Kirby was already using both the Human Torch (created by Carl Burgos) and the Sub-Mariner (created by Bill Everett) in the FANTASTIC FOUR title. In fact, within the first 33 issues of FF, Prince Namor had made no less than six appearances, rivaling him with Dr. Doom as the most utilized antagonist on the title to that point. Of course Namor wasn't precisely a villain. He was already a quasi-good guy. More of an anti-hero than a true villain. Of course this was the way Everett had first shown him to be as far back as 1938, so Kirby understood that was the way the character should be handled.

In the issue I cite here, #27, Kirby uses not only the Sub-Mariner, but also Steve Ditko's creation, Dr. Strange. Perhaps he just wanted to borrow Ditko's character for the yarn, but I'm betting that Goodman wanted the crossover to help pick up sales of STRANGE TALES which featured not only the Human Torch, but also Dr. Strange. I would be curious to hear from some comic book historians to understand how this story--and others like it--came about.

My copy of FF #27
Kirby had long meant for Susan Storm to be a sex symbol. He constantly used her as such, often making her a damsel in distress in the storylines. It was only after he gave her new powers--the ability to make things other than herself invisible, and to create powerful invisible force fields--that she ceased to be used as such and became at least the equal of the other members in power and ability. By the time #27 was out, Susan had only five issues under her belt with her new-found force field powers. She does use them briefly in this issue.

Kirby kept open the mystery of who was physically the most powerful character in the early Marvel Universe. Was it Ben Grimm? Was it the Sub-Mariner? The Hulk? Thor? It kept the readers coming back and created endless debate within fandom. And we see in this issue the constant romantic triangle between Susan Storm, Reed Richards, and Price Namor.

Dr. Strange makes his appearance and agrees to aid the Fantastic Four.

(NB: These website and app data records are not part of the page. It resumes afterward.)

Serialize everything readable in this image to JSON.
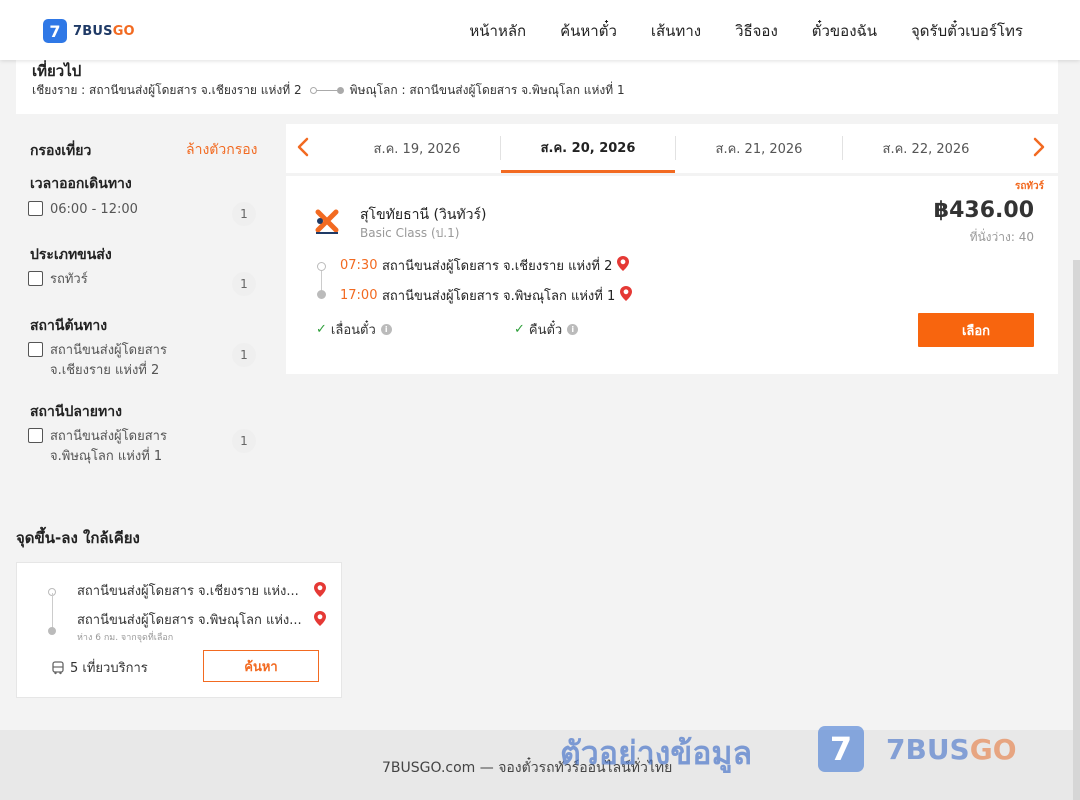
{
  "header": {
    "logo_mark": "7",
    "logo_num": "7BUS",
    "logo_go": "GO",
    "nav": [
      "หน้าหลัก",
      "ค้นหาตั๋ว",
      "เส้นทาง",
      "วิธีจอง",
      "ตั๋วของฉัน",
      "จุดรับตั๋วเบอร์โทร"
    ]
  },
  "trip": {
    "title": "เที่ยวไป",
    "origin": "เชียงราย : สถานีขนส่งผู้โดยสาร จ.เชียงราย แห่งที่ 2",
    "destination": "พิษณุโลก : สถานีขนส่งผู้โดยสาร จ.พิษณุโลก แห่งที่ 1"
  },
  "filters": {
    "title": "กรองเที่ยว",
    "clear": "ล้างตัวกรอง",
    "sections": [
      {
        "title": "เวลาออกเดินทาง",
        "option": "06:00 - 12:00",
        "count": "1"
      },
      {
        "title": "ประเภทขนส่ง",
        "option": "รถทัวร์",
        "count": "1"
      },
      {
        "title": "สถานีต้นทาง",
        "option": "สถานีขนส่งผู้โดยสาร จ.เชียงราย แห่งที่ 2",
        "count": "1"
      },
      {
        "title": "สถานีปลายทาง",
        "option": "สถานีขนส่งผู้โดยสาร จ.พิษณุโลก แห่งที่ 1",
        "count": "1"
      }
    ]
  },
  "dates": {
    "prev_icon": "chevron-left-icon",
    "next_icon": "chevron-right-icon",
    "tabs": [
      "ส.ค. 19, 2026",
      "ส.ค. 20, 2026",
      "ส.ค. 21, 2026",
      "ส.ค. 22, 2026"
    ],
    "active_index": 1
  },
  "result": {
    "tag": "รถทัวร์",
    "operator": "สุโขทัยธานี (วินทัวร์)",
    "class": "Basic Class (ป.1)",
    "price": "฿436.00",
    "seats": "ที่นั่งว่าง: 40",
    "depart_time": "07:30",
    "depart_station": "สถานีขนส่งผู้โดยสาร จ.เชียงราย แห่งที่ 2",
    "arrive_time": "17:00",
    "arrive_station": "สถานีขนส่งผู้โดยสาร จ.พิษณุโลก แห่งที่ 1",
    "feature_1": "เลื่อนตั๋ว",
    "feature_2": "คืนตั๋ว",
    "select_label": "เลือก"
  },
  "nearby": {
    "title": "จุดขึ้น-ลง ใกล้เคียง",
    "stop_1": "สถานีขนส่งผู้โดยสาร จ.เชียงราย แห่ง...",
    "stop_2": "สถานีขนส่งผู้โดยสาร จ.พิษณุโลก แห่ง...",
    "distance": "ห่าง 6 กม. จากจุดที่เลือก",
    "trips": "5 เที่ยวบริการ",
    "search_label": "ค้นหา"
  },
  "footer": {
    "text": "7BUSGO.com — จองตั๋วรถทัวร์ออนไลน์ทั่วไทย",
    "watermark": "ตัวอย่างข้อมูล",
    "wm_mark": "7",
    "wm_word_1": "7BUS",
    "wm_word_2": "GO"
  },
  "colors": {
    "accent": "#f26a21",
    "button": "#f8650e",
    "brand_blue": "#2f78e6"
  }
}
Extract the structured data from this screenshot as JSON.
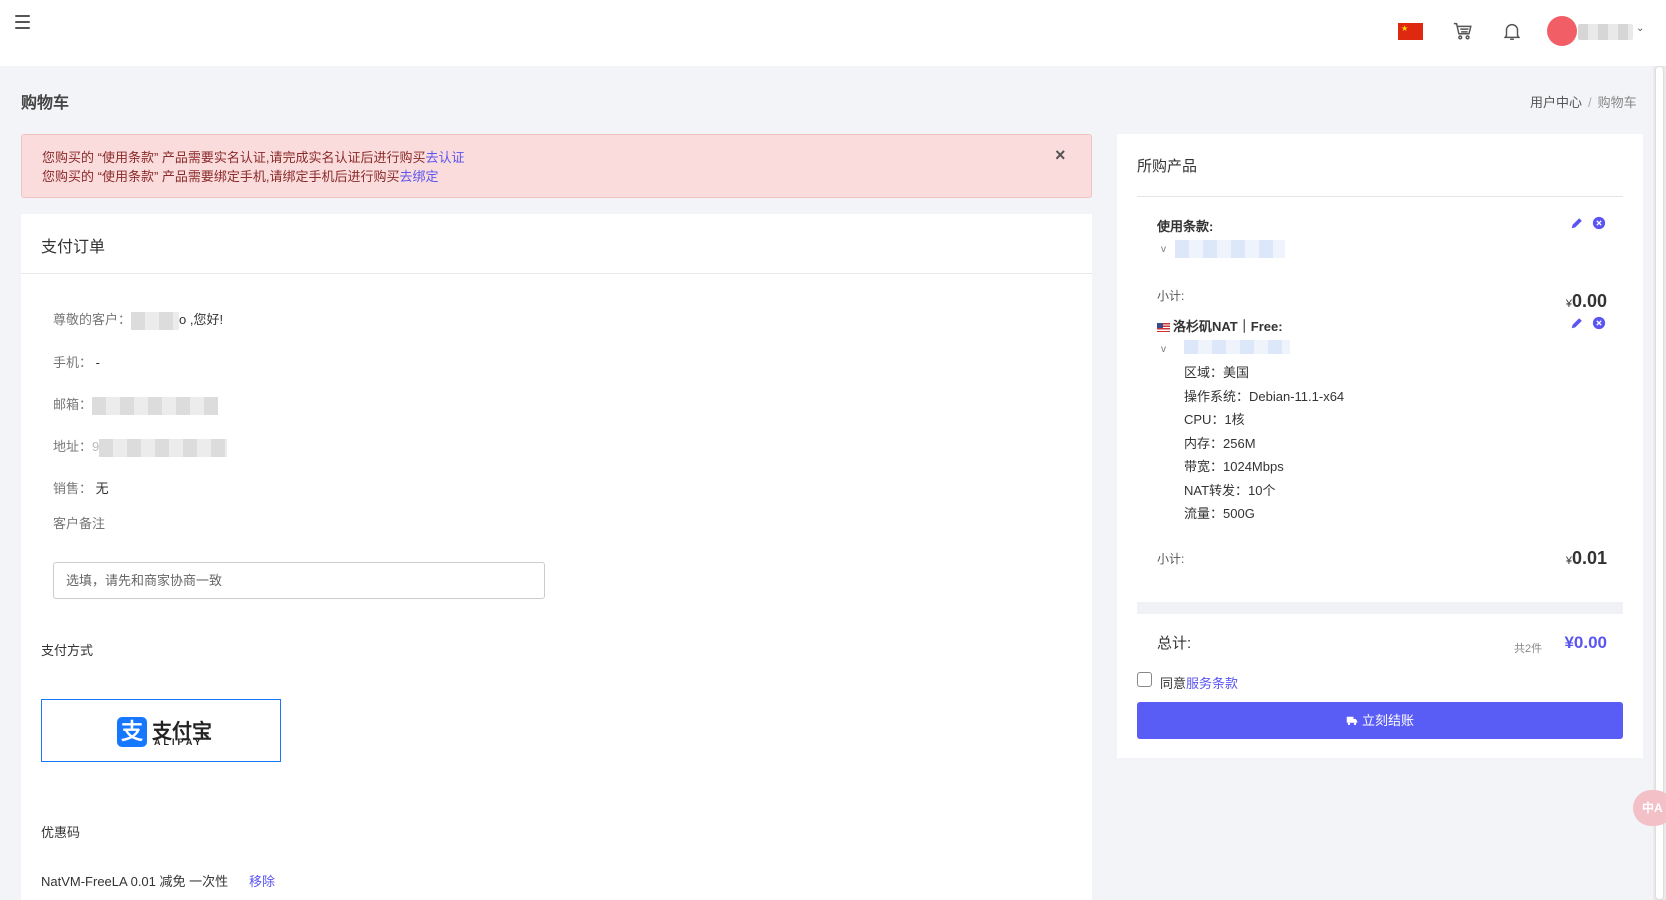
{
  "colors": {
    "accent": "#5a5cf6",
    "alert_bg": "#fadcdc",
    "alipay_blue": "#1677ff"
  },
  "header": {
    "icons": [
      "menu-icon",
      "china-flag-icon",
      "cart-icon",
      "bell-icon",
      "avatar"
    ]
  },
  "page": {
    "title": "购物车"
  },
  "breadcrumb": {
    "home": "用户中心",
    "sep": "/",
    "current": "购物车"
  },
  "alert": {
    "line1_text": "您购买的 “使用条款” 产品需要实名认证,请完成实名认证后进行购买",
    "line1_link": "去认证",
    "line2_text": "您购买的 “使用条款” 产品需要绑定手机,请绑定手机后进行购买",
    "line2_link": "去绑定",
    "close": "×"
  },
  "order": {
    "title": "支付订单",
    "greeting_label": "尊敬的客户：",
    "greeting_suffix": "o ,您好!",
    "phone_label": "手机：",
    "phone_value": "-",
    "email_label": "邮箱：",
    "address_label": "地址：",
    "address_prefix": "9",
    "sales_label": "销售：",
    "sales_value": "无",
    "remark_label": "客户备注",
    "remark_placeholder": "选填，请先和商家协商一致",
    "payment_label": "支付方式",
    "alipay": {
      "logo_char": "支",
      "cn": "支付宝",
      "en": "ALIPAY"
    },
    "coupon_label": "优惠码",
    "coupon_value": "NatVM-FreeLA 0.01 减免 一次性",
    "coupon_remove": "移除"
  },
  "cart": {
    "title": "所购产品",
    "items": [
      {
        "name": "使用条款:",
        "caret": "v",
        "subtotal_label": "小计:",
        "subtotal_currency": "¥",
        "subtotal_amount": "0.00"
      },
      {
        "name": "洛杉矶NAT｜Free:",
        "caret": "v",
        "specs": [
          "区域：美国",
          "操作系统：Debian-11.1-x64",
          "CPU：1核",
          "内存：256M",
          "带宽：1024Mbps",
          "NAT转发：10个",
          "流量：500G"
        ],
        "subtotal_label": "小计:",
        "subtotal_currency": "¥",
        "subtotal_amount": "0.01"
      }
    ],
    "total_label": "总计:",
    "total_count": "共2件",
    "total_value": "¥0.00",
    "agree_prefix": "同意",
    "agree_link": "服务条款",
    "checkout_label": "立刻结账"
  },
  "translate_fab": {
    "label": "中A"
  }
}
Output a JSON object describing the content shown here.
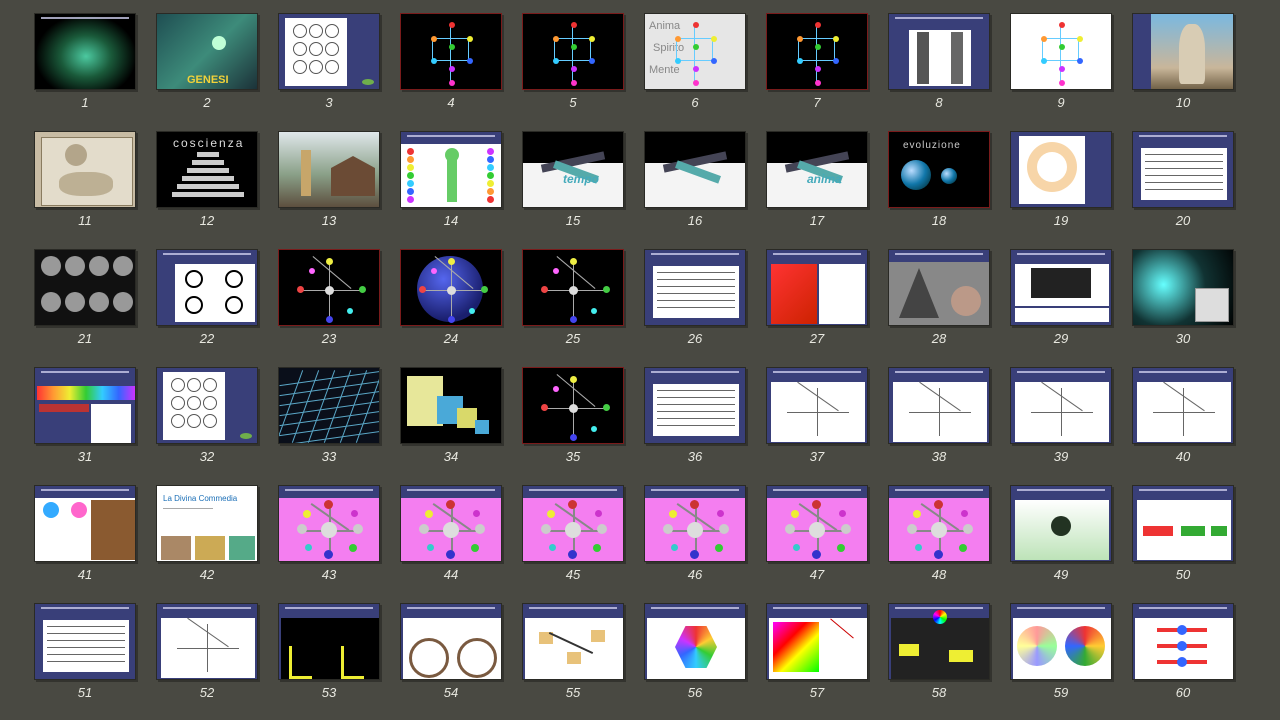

George Bell was not the best inker Kirby had. Not the worst, but he just didn't have the skill to maximize Kirby's brilliant layouts and pencils.

1 comment:

Kirk G said...

It seems to me that the FF really took off with #25...and the almost constant cross-overs and gueststars that mark the next year of the series. The Hulk and Avengers in 25, 26, Namor in 27, X-men in 28, Watcher in 29, Avengers in 31, Namor in 33, and colorful characters with heavy Chic Stone inks. All worked to increase the popularity and visibility of the series. Maybe Mark Evanier can shed some light on this period.